Those of us who work with polycystic ovarian syndrome patients on a daily basis toward achieving successful pregnancy have long observed the impressive capacity of their ovaries to respond to controlled stimulation. Additionally it has been noted by many investigators that one of the powerful laboratory predictors of egg quality, anti-mullerian hormone (AMH), is consistently found to be high in PCOS patients. The question has been whether this finding of high AMH levels is an accurate indicator of good egg quality or simply a reflection of the large numbers of small follicles present within the ovaries of these patients.
A recent study from Norway published in Human Reproduction compared two large groups of patients aged 22-41 undergoing IVF, one group with PCOS and the other group consisting of non-PCOS patients. They found that egg counts and live birth rates were preserved for the PCOS patients while thenon-PCOS patients had reduced egg counts and live birth rates as would be expected with advancing age.

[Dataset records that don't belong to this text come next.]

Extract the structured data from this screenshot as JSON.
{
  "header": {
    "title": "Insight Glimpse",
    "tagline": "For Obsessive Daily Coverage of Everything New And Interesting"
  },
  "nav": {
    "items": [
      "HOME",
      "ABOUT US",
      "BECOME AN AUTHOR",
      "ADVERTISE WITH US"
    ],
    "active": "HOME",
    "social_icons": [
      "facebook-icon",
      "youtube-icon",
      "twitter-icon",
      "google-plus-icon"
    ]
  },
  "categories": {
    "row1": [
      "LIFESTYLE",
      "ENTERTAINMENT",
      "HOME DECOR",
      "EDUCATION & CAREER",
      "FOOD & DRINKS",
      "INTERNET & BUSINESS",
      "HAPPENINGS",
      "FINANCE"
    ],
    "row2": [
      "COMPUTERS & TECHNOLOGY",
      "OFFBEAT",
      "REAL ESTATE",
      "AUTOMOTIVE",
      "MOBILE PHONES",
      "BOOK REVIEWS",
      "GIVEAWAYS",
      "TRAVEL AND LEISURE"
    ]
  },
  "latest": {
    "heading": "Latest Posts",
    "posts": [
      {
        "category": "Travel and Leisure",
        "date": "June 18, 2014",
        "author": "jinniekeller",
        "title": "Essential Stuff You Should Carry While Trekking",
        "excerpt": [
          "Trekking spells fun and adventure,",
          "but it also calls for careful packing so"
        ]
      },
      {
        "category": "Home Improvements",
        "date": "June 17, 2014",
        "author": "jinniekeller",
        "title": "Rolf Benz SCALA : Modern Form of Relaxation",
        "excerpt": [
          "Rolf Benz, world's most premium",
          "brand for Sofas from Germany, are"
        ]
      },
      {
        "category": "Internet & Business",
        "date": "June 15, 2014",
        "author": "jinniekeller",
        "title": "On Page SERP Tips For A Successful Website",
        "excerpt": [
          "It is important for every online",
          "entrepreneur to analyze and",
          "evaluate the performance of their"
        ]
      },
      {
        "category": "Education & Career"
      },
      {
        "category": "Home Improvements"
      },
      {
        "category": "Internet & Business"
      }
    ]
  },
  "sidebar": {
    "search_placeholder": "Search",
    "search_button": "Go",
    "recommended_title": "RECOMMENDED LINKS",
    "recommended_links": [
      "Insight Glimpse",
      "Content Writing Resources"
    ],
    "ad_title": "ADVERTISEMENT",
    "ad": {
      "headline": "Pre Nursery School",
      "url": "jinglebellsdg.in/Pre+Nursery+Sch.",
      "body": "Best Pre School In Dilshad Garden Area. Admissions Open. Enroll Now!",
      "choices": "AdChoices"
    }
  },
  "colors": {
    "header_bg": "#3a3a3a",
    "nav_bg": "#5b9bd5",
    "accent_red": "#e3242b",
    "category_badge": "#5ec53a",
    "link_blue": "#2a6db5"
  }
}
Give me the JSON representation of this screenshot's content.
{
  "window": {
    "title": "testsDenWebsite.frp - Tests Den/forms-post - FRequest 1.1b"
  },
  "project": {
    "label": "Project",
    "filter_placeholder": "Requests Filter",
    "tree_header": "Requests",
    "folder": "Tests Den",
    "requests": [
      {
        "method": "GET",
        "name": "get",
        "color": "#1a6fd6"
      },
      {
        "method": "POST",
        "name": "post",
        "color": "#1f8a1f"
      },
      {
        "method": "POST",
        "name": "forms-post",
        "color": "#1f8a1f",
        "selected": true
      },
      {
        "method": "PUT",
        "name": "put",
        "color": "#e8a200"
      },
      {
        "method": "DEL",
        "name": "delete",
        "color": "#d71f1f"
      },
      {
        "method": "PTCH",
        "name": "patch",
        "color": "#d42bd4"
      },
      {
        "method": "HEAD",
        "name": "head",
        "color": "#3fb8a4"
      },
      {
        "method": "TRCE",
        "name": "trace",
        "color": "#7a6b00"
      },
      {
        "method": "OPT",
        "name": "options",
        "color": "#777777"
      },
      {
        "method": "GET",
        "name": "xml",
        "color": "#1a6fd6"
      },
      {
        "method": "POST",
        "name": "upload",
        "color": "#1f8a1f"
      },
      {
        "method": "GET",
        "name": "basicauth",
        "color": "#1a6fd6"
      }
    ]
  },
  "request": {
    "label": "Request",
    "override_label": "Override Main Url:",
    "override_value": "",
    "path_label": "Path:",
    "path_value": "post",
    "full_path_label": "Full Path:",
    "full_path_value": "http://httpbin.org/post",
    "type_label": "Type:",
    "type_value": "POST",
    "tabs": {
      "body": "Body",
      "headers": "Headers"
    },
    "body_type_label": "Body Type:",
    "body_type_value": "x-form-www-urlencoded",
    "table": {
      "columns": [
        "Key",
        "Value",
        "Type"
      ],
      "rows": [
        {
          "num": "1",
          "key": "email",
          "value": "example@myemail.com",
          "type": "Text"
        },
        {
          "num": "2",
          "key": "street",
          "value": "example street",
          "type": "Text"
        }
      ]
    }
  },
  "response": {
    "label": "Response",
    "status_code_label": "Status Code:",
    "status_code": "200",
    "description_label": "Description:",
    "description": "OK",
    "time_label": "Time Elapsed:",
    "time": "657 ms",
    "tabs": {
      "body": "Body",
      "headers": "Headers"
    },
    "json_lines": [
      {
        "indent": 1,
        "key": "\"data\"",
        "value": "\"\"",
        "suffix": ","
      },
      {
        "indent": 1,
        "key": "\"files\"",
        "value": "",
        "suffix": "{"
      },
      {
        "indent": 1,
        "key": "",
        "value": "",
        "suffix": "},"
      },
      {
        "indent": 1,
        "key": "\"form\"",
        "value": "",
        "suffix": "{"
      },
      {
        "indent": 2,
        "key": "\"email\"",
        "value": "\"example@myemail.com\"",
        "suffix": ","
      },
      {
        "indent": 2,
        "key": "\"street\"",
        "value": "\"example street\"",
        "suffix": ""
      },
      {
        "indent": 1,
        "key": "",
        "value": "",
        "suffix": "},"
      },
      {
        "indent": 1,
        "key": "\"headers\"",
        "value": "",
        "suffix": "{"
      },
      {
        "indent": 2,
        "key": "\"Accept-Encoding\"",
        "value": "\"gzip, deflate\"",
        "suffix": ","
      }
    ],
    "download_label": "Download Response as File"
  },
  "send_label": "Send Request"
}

These remarkable findings have great significance for PCOS patients and their physicians. It suggests that the usual reductions in fertility potential which we have come to expect in our older patients may not be applicable to our PCOS patients. This should lead to improved expectations for successful IVF treatment in spite of advancing age. Additionally, these findings may shed some light on ovarian aging and diminished ovarian reserve, leading to innovative new strategies for treating patients with these conditions.
Source: Human Reproduction September 2011 26 (9)